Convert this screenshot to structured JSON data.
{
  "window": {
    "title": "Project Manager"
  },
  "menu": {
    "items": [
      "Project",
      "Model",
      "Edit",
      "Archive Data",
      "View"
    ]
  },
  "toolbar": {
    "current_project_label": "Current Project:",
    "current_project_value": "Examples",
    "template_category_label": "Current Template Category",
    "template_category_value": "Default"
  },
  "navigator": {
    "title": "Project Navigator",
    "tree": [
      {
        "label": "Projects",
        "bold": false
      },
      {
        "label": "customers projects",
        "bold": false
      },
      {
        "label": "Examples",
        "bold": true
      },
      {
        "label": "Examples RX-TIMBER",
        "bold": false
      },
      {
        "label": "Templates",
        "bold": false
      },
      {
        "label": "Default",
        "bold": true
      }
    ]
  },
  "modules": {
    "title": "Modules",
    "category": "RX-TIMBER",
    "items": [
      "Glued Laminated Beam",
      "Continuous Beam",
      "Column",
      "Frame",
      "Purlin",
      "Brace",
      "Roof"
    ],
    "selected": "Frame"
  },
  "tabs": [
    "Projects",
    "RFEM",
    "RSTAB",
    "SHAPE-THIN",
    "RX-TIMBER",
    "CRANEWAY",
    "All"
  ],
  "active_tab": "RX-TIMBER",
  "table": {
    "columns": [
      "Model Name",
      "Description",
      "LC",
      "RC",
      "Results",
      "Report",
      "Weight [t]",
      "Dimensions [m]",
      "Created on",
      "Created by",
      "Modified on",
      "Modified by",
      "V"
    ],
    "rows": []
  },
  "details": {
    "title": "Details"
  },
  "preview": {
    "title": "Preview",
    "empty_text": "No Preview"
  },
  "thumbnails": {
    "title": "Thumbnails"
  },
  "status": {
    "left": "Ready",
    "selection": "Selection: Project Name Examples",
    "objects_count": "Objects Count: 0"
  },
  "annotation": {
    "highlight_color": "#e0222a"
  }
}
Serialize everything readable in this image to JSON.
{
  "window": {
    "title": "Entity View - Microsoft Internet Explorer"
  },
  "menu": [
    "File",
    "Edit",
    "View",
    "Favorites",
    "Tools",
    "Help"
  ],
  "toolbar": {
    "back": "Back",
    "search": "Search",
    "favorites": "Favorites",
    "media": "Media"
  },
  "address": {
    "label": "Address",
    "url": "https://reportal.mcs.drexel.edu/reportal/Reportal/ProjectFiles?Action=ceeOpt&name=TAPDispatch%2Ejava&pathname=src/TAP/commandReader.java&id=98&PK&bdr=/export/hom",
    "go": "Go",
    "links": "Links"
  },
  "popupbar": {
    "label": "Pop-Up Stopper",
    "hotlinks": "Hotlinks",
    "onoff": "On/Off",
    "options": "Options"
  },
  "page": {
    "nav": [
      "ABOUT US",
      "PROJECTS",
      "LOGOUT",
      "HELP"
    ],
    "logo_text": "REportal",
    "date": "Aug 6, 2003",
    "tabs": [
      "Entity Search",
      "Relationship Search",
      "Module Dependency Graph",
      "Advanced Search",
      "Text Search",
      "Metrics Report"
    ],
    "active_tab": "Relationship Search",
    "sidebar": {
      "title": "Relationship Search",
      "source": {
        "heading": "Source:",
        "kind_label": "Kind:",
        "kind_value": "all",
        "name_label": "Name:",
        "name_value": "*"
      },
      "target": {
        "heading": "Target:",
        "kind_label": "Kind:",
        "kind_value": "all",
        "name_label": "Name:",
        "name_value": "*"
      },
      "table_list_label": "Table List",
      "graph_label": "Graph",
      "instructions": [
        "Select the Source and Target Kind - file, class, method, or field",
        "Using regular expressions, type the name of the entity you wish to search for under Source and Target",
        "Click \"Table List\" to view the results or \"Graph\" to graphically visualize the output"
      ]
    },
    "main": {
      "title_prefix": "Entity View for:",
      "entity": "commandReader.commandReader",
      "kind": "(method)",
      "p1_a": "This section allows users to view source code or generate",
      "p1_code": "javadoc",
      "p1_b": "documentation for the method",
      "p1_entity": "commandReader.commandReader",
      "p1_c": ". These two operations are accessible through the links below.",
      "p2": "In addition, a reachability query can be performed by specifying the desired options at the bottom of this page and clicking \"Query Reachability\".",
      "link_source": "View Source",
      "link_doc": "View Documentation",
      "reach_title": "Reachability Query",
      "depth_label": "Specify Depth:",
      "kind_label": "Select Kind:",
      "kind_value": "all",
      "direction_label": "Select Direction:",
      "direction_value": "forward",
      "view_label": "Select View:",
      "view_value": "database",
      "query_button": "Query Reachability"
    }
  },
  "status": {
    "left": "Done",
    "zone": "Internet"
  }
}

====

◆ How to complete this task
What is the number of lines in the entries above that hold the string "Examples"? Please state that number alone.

◆ Task solution
4